_Problem to work on_. Nothing in the data may be altered; copy it all exactly.

_Entries shown_.
++++++

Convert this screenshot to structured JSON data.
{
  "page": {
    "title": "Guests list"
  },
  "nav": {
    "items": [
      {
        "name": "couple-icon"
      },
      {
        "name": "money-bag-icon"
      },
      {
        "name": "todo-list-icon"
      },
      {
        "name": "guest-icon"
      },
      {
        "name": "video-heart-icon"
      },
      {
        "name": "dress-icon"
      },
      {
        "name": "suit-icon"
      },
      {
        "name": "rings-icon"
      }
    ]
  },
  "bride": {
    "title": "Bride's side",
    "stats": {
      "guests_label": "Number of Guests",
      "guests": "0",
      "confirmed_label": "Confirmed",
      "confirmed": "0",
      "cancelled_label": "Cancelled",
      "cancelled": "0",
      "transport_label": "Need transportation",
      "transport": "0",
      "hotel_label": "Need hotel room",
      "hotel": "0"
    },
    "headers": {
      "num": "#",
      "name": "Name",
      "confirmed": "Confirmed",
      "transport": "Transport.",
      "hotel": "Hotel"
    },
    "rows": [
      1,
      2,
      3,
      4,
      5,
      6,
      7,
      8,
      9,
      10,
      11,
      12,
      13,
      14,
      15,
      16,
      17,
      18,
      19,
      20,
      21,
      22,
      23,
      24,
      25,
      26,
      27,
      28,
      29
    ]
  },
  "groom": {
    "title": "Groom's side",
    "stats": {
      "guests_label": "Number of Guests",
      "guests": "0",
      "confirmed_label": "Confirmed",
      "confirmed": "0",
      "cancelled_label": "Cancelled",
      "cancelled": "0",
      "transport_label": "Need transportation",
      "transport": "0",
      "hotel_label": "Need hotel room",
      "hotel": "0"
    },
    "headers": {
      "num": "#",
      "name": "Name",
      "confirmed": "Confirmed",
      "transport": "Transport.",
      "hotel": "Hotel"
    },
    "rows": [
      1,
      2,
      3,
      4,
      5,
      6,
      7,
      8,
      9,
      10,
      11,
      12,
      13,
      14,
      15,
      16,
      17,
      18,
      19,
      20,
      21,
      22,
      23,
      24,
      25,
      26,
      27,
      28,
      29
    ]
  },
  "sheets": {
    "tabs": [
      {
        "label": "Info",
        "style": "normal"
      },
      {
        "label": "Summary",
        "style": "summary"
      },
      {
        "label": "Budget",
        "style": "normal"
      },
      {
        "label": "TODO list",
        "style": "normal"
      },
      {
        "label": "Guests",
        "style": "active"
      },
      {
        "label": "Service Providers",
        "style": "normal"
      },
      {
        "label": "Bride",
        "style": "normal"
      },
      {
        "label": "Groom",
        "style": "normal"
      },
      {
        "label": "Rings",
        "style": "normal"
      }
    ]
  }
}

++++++

_Problem solution_.
Convert this screenshot to structured JSON data.
{
  "page": {
    "title": "Guests list"
  },
  "nav": {
    "items": [
      {
        "name": "couple-icon"
      },
      {
        "name": "money-bag-icon"
      },
      {
        "name": "todo-list-icon"
      },
      {
        "name": "guest-icon"
      },
      {
        "name": "video-heart-icon"
      },
      {
        "name": "dress-icon"
      },
      {
        "name": "suit-icon"
      },
      {
        "name": "rings-icon"
      }
    ]
  },
  "bride": {
    "title": "Bride's side",
    "stats": {
      "guests_label": "Number of Guests",
      "guests": "0",
      "confirmed_label": "Confirmed",
      "confirmed": "0",
      "cancelled_label": "Cancelled",
      "cancelled": "0",
      "transport_label": "Need transportation",
      "transport": "0",
      "hotel_label": "Need hotel room",
      "hotel": "0"
    },
    "headers": {
      "num": "#",
      "name": "Name",
      "confirmed": "Confirmed",
      "transport": "Transport.",
      "hotel": "Hotel"
    },
    "rows": [
      1,
      2,
      3,
      4,
      5,
      6,
      7,
      8,
      9,
      10,
      11,
      12,
      13,
      14,
      15,
      16,
      17,
      18,
      19,
      20,
      21,
      22,
      23,
      24,
      25,
      26,
      27,
      28,
      29
    ]
  },
  "groom": {
    "title": "Groom's side",
    "stats": {
      "guests_label": "Number of Guests",
      "guests": "0",
      "confirmed_label": "Confirmed",
      "confirmed": "0",
      "cancelled_label": "Cancelled",
      "cancelled": "0",
      "transport_label": "Need transportation",
      "transport": "0",
      "hotel_label": "Need hotel room",
      "hotel": "0"
    },
    "headers": {
      "num": "#",
      "name": "Name",
      "confirmed": "Confirmed",
      "transport": "Transport.",
      "hotel": "Hotel"
    },
    "rows": [
      1,
      2,
      3,
      4,
      5,
      6,
      7,
      8,
      9,
      10,
      11,
      12,
      13,
      14,
      15,
      16,
      17,
      18,
      19,
      20,
      21,
      22,
      23,
      24,
      25,
      26,
      27,
      28,
      29
    ]
  },
  "sheets": {
    "tabs": [
      {
        "label": "Info",
        "style": "normal"
      },
      {
        "label": "Summary",
        "style": "summary"
      },
      {
        "label": "Budget",
        "style": "normal"
      },
      {
        "label": "TODO list",
        "style": "normal"
      },
      {
        "label": "Guests",
        "style": "active"
      },
      {
        "label": "Service Providers",
        "style": "normal"
      },
      {
        "label": "Bride",
        "style": "normal"
      },
      {
        "label": "Groom",
        "style": "normal"
      },
      {
        "label": "Rings",
        "style": "normal"
      }
    ]
  }
}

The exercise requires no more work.